And there’s an interesting story that has surfaced concerning the red/white/blue portrait we all know by now of Barack Obama, used with HOPE, PROMISE, CHANGE and other words of optimism in posters, buttons, bumper stickers, t-shirts and more. I’ve never seen a credit to the maker on any use. On yesterday’s FRESH AIR radio show from WHYY heard on NPR, Terry Gross had as her guest SHEPARD FAIREY. From the website:
“Shepard Fairey’s illustration of Barack Obama was one of the most iconic images of the campaign — Obama’s face and the word “hope” rendered in red, white, and blue.
Fairey says he made the image to spur voters’ belief in Obama as a leader. The image was never officially adopted by the campaign, however, because of legal issues related to the original photograph he used.
The iconic poster differed from Fairey’s previous work. The image was unusual, Fairey says, because his political art is usually negative.
“I felt that Barack Obama was an unusual candidate, a special candidate, and that it was worth putting my efforts into making something positive,” he told NPR in a Jan. 2009 interview.
Now Fairey is spreading the message of hope again, this time as the official designer of the Obama inauguration poster.
Fairey spawned the “Obey” street art movement, which in turn was the inspiration for a line of clothing, and he has designed album covers for several well-known bands, including The Black Eyed Peas and the Smashing Pumpkins. He’s the founder of Studio Number One, a Los Angeles-based design company.”
Listen to the show here.
NPR featured an earlier story about this iconic image (October 28, 2008); you can listen to it here.
And the Huffington Post shared news of the acquisition of Fairey’s original collage by the National Portrait Gallery (January 7, 2009).
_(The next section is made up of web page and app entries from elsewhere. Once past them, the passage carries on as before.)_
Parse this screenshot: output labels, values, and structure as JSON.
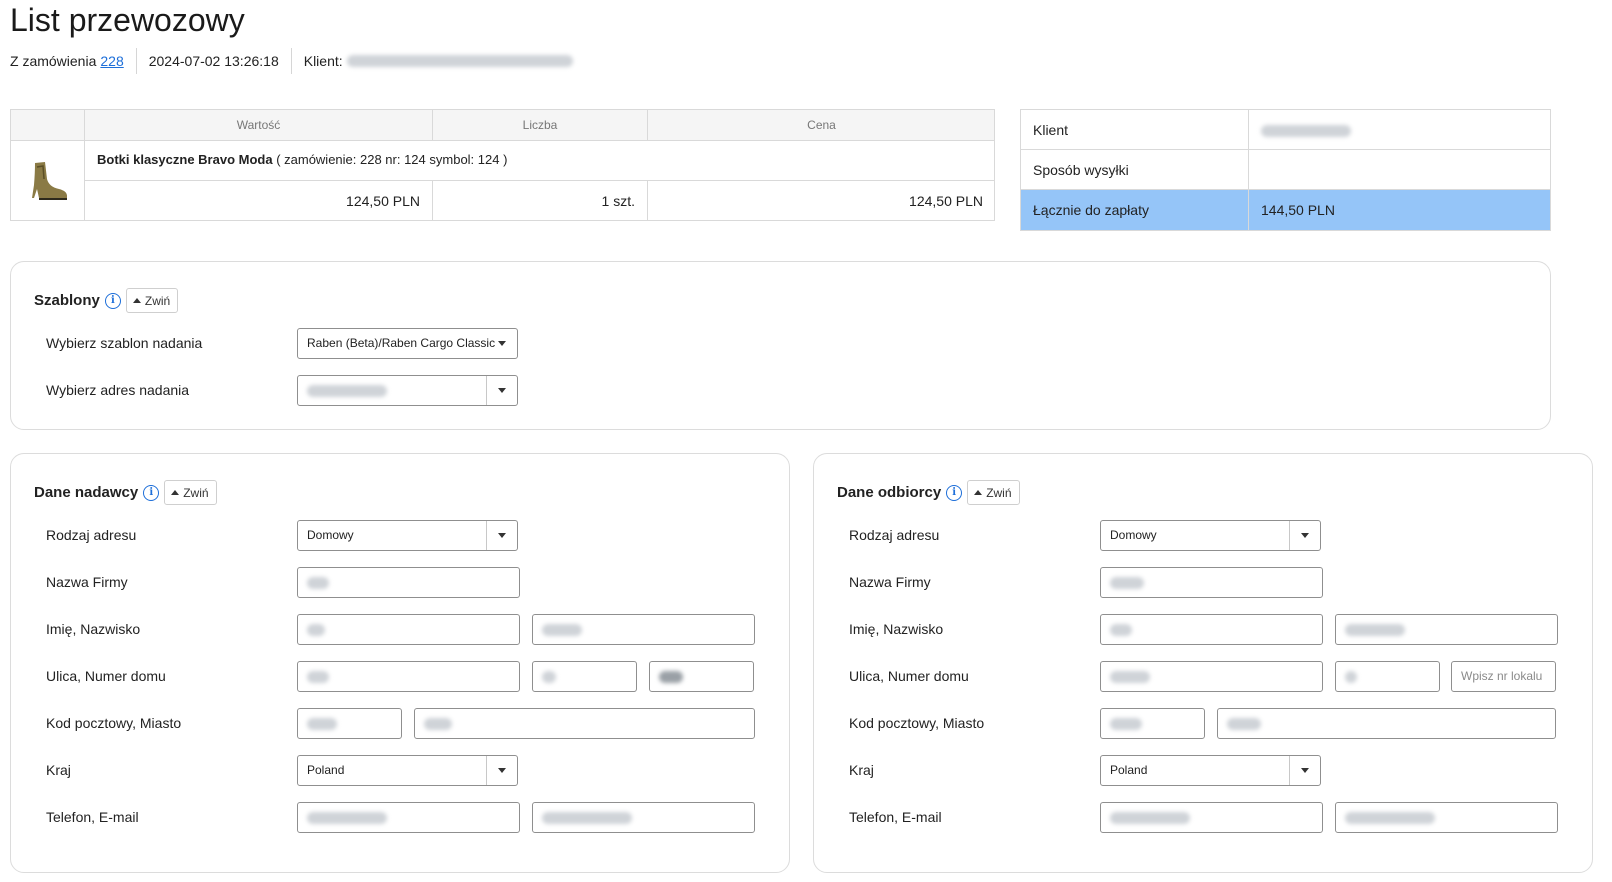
{
  "page": {
    "title": "List przewozowy"
  },
  "meta": {
    "from_order_label": "Z zamówienia",
    "order_number": "228",
    "datetime": "2024-07-02 13:26:18",
    "client_label": "Klient:"
  },
  "order_table": {
    "headers": [
      "Wartość",
      "Liczba",
      "Cena"
    ],
    "product_name": "Botki klasyczne Bravo Moda",
    "product_details": "( zamówienie: 228 nr: 124 symbol: 124 )",
    "value": "124,50 PLN",
    "quantity": "1 szt.",
    "price": "124,50 PLN"
  },
  "summary": {
    "client_label": "Klient",
    "shipping_label": "Sposób wysyłki",
    "total_label": "Łącznie do zapłaty",
    "total_value": "144,50 PLN",
    "total_color": "#95c5f8"
  },
  "templates": {
    "title": "Szablony",
    "collapse_label": "Zwiń",
    "template_label": "Wybierz szablon nadania",
    "template_value": "Raben (Beta)/Raben Cargo Classic",
    "address_label": "Wybierz adres nadania"
  },
  "sender": {
    "title": "Dane nadawcy",
    "collapse_label": "Zwiń",
    "address_type_label": "Rodzaj adresu",
    "address_type_value": "Domowy",
    "company_label": "Nazwa Firmy",
    "name_label": "Imię, Nazwisko",
    "street_label": "Ulica, Numer domu",
    "postal_label": "Kod pocztowy, Miasto",
    "country_label": "Kraj",
    "country_value": "Poland",
    "contact_label": "Telefon, E-mail"
  },
  "recipient": {
    "title": "Dane odbiorcy",
    "collapse_label": "Zwiń",
    "address_type_label": "Rodzaj adresu",
    "address_type_value": "Domowy",
    "company_label": "Nazwa Firmy",
    "name_label": "Imię, Nazwisko",
    "street_label": "Ulica, Numer domu",
    "apartment_placeholder": "Wpisz nr lokalu",
    "postal_label": "Kod pocztowy, Miasto",
    "country_label": "Kraj",
    "country_value": "Poland",
    "contact_label": "Telefon, E-mail"
  },
  "colors": {
    "link": "#1e6fd9",
    "border": "#dcdcdc",
    "total_highlight": "#95c5f8"
  }
}
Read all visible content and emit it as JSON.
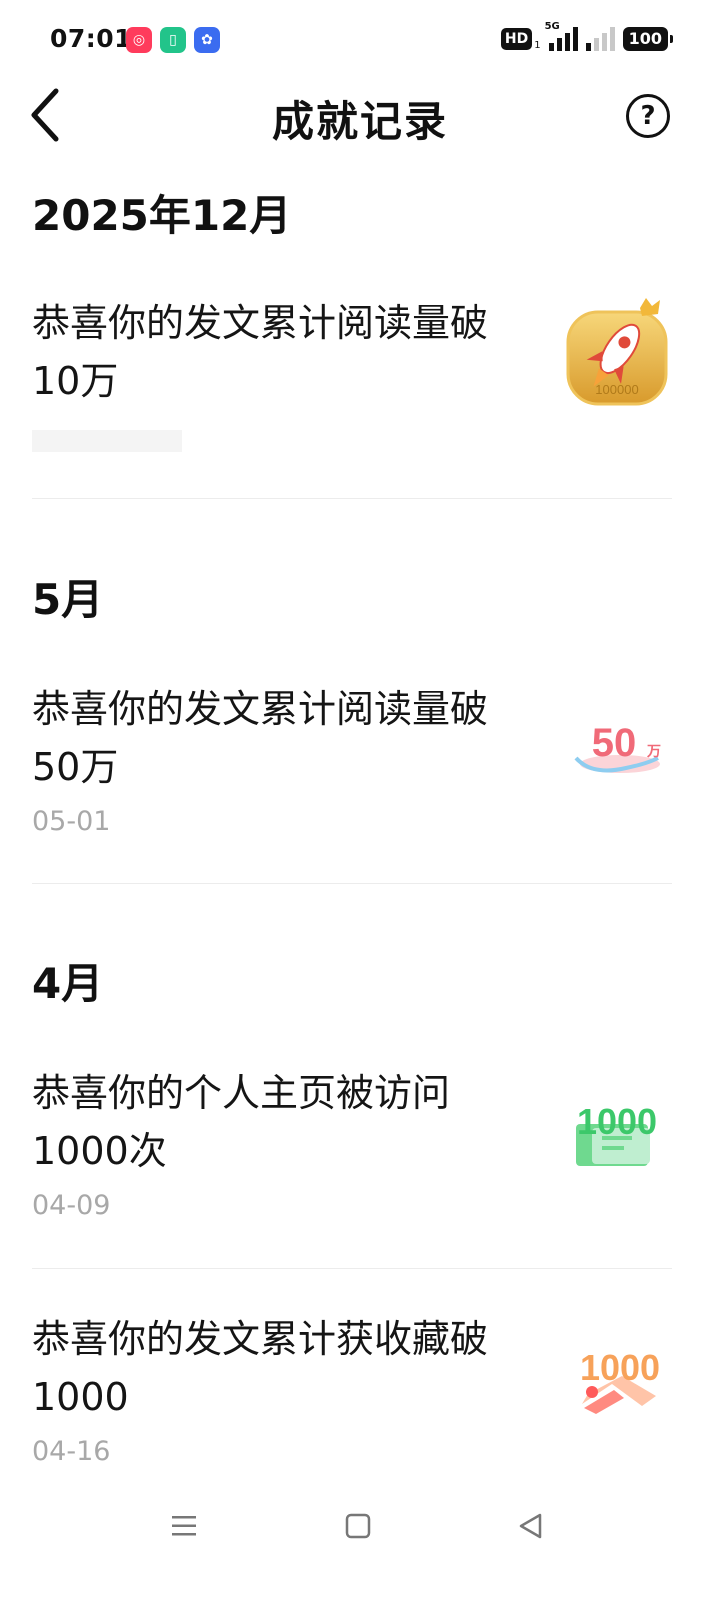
{
  "status_bar": {
    "time": "07:01",
    "hd_label": "HD",
    "sim_sub": "1",
    "network_label": "5G",
    "battery": "100"
  },
  "header": {
    "title": "成就记录",
    "help_label": "?"
  },
  "sections": [
    {
      "month": "2025年12月",
      "records": [
        {
          "title": "恭喜你的发文累计阅读量破10万",
          "date": "",
          "badge": "rocket-medal-icon",
          "badge_text": "100000"
        }
      ]
    },
    {
      "month": "5月",
      "records": [
        {
          "title": "恭喜你的发文累计阅读量破50万",
          "date": "05-01",
          "badge": "50w-badge-icon",
          "badge_text": "50",
          "badge_unit": "万"
        }
      ]
    },
    {
      "month": "4月",
      "records": [
        {
          "title": "恭喜你的个人主页被访问1000次",
          "date": "04-09",
          "badge": "1000-visits-badge-icon",
          "badge_text": "1000"
        },
        {
          "title": "恭喜你的发文累计获收藏破1000",
          "date": "04-16",
          "badge": "1000-favorites-badge-icon",
          "badge_text": "1000"
        }
      ]
    }
  ],
  "colors": {
    "text_primary": "#111111",
    "text_secondary": "#a8a8a8",
    "divider": "#ececec",
    "gold": "#e6b64a",
    "pink": "#f06a78",
    "green": "#3cc86a",
    "orange": "#f7a25a"
  }
}
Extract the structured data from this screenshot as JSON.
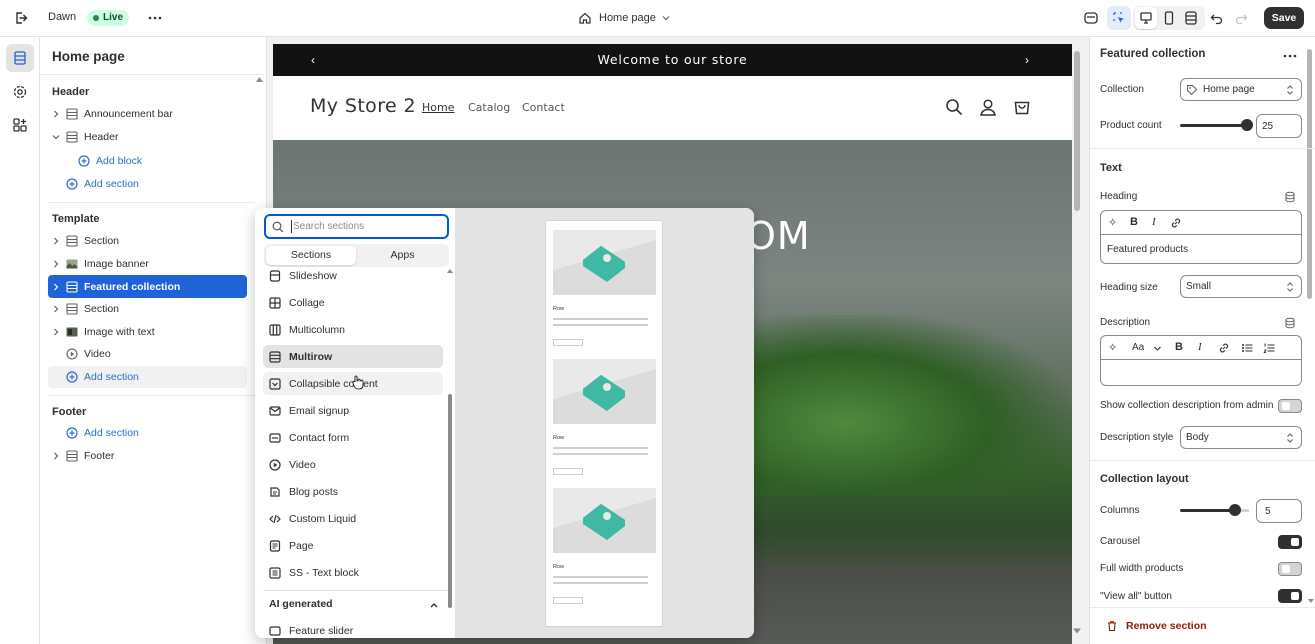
{
  "topbar": {
    "store_name": "Dawn",
    "live_badge": "Live",
    "page_selector": "Home page",
    "save_label": "Save"
  },
  "left_panel": {
    "title": "Home page",
    "header_group": "Header",
    "announcement_bar": "Announcement bar",
    "header": "Header",
    "add_block": "Add block",
    "add_section_header": "Add section",
    "template_group": "Template",
    "template_items": [
      "Section",
      "Image banner",
      "Featured collection",
      "Section",
      "Image with text",
      "Video"
    ],
    "add_section_template": "Add section",
    "footer_group": "Footer",
    "add_section_footer": "Add section",
    "footer": "Footer"
  },
  "preview": {
    "announcement": "Welcome to our store",
    "store_title": "My Store 2",
    "nav": [
      "Home",
      "Catalog",
      "Contact"
    ],
    "hero_text_partial": "OM"
  },
  "section_picker": {
    "search_placeholder": "Search sections",
    "tabs": [
      "Sections",
      "Apps"
    ],
    "items": [
      "Slideshow",
      "Collage",
      "Multicolumn",
      "Multirow",
      "Collapsible content",
      "Email signup",
      "Contact form",
      "Video",
      "Blog posts",
      "Custom Liquid",
      "Page",
      "SS - Text block"
    ],
    "ai_group": "AI generated",
    "ai_items": [
      "Feature slider"
    ],
    "preview_row_title": "Row"
  },
  "settings": {
    "title": "Featured collection",
    "collection_label": "Collection",
    "collection_value": "Home page",
    "product_count_label": "Product count",
    "product_count_value": "25",
    "product_count_level": 0.96,
    "text_group": "Text",
    "heading_label": "Heading",
    "heading_value": "Featured products",
    "heading_size_label": "Heading size",
    "heading_size_value": "Small",
    "description_label": "Description",
    "show_desc_label": "Show collection description from admin",
    "description_style_label": "Description style",
    "description_style_value": "Body",
    "layout_group": "Collection layout",
    "columns_label": "Columns",
    "columns_value": "5",
    "columns_level": 0.8,
    "carousel_label": "Carousel",
    "full_width_label": "Full width products",
    "view_all_label": "\"View all\" button",
    "remove_label": "Remove section"
  },
  "colors": {
    "accent": "#1f63d8",
    "live_green": "#29845a",
    "live_bg": "#cdfee1",
    "announcement_bg": "#121212",
    "remove_red": "#8e1f0b"
  }
}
The National Press Photographers Association (NPPA) ran a story on January 15th about the Philadelphia Inquire photographer Tom Galish’s blog search to learn who’s photograph was the model for the poster: Jim Young (Reuters). So will we see the poster, a limited-edition version of which is now for sale on the DNC’s website, carrying a credit to Young as photographer?? The Shepard Fairey says he did “stylize and individualize” from the original, but that he as of that interview did not know who the photographers was.
I flew across the country today, and from every TV set in three airports the sounds and images of January 20, 2009 were the soundtrack for my day. The mood was up beat; people were decidedly more patient with the challenge that is airline travel today and with each other. Day One is winding up soon here in the East, and the website for the White House has launched, not to be missed: www.whitehouse.gov. At 12:01 p.m. yesterday, as the keys to the White House changed, the door was open – a completely new feeling. It is a symbol for communication and the promise of transparency in the Obama administration. If you click on this link you will find a post from Macon Phillips, the Director of New Media for the White House called “Change has come to WhiteHouse.gov.” Has it ever.